Ronda, Kathy R
University of Lethbridge. Faculty of Education
Lethbridge, Alta. : University of Lethbridge, Faculty of Education, 1995
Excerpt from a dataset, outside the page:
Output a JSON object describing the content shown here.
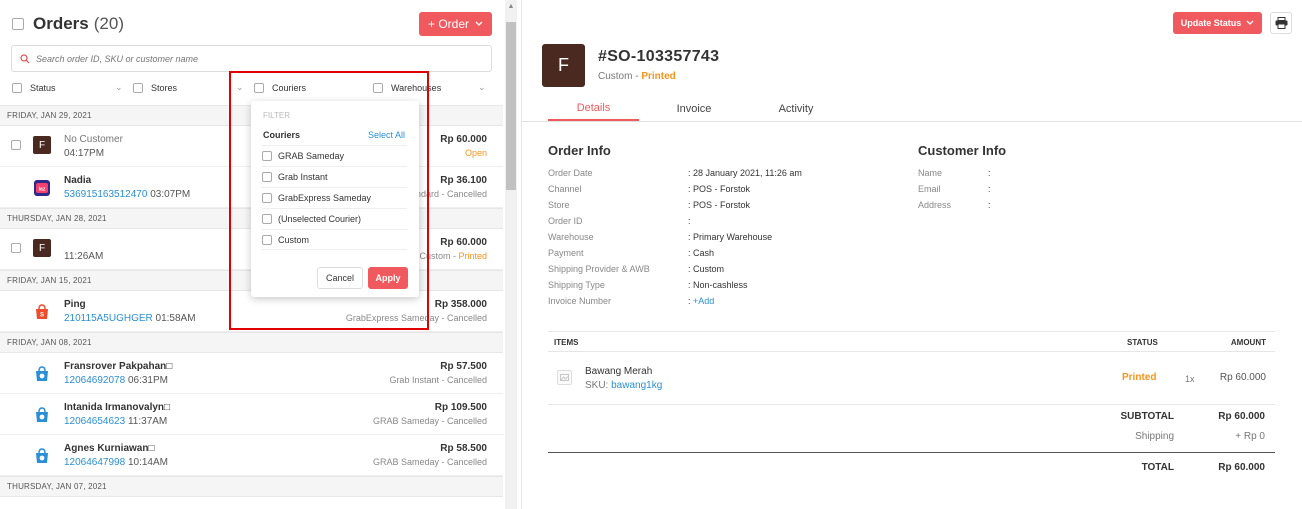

Following the tradition of classroom ethnography, this classroom case study provides rich descriptions of the shared day-to-day experiences of the participants in an integrated grade five classroom during language arts instruction, with a focus on factors that contribute to effective reading and writing instruction in an integrated setting. The data was collected using ethnographic techniques to describe actual practice. Two weekly visits of two hours in duration were made over a four month period. Detailed notes of teaching procedures, student activities, student work products, learning materials, and evaluation procedures were recorded. In addition, the classroom teacher, the special education teacher, teacher assistants, and students in this class were interviewed. From the data analysis, several themes emerged: (a) time; (b) inclusive attitude; (c) structure of environment; (d) cooperative approach; (e) rules, values, and expectations; (f) choice; (g) purpose; and (h) invitation to literacy. within each theme, a descriptive account from the perspectives of the observer, classroom teacher, and students is offered, and an analysis of the factors that appear to have contributed to successful literacy instruction is made. A concluding discussion summarizes the results and suggests some conclusions and possible implications. It is anticipated that this study will add to the present knowledge of classroom practice regarding special needs students in an integrated setting. Although there have been many single subject mainstreaming case studies, there is a lack of mainstreaming case studies that describe classroom practice. It is hoped that an understanding of how one teacher developed and refined the instructional program so that special needs students were able to receive effective reading and writing instruction in the mainstream may offer some helpful ideas or suggestions for teachers who are in the process of integrating special needs students into their own language learning classrooms.
vii, 110 leaves ; 29 cm.
Children with disabilities -- Education , Language arts (Primary) , Observation (Educational method)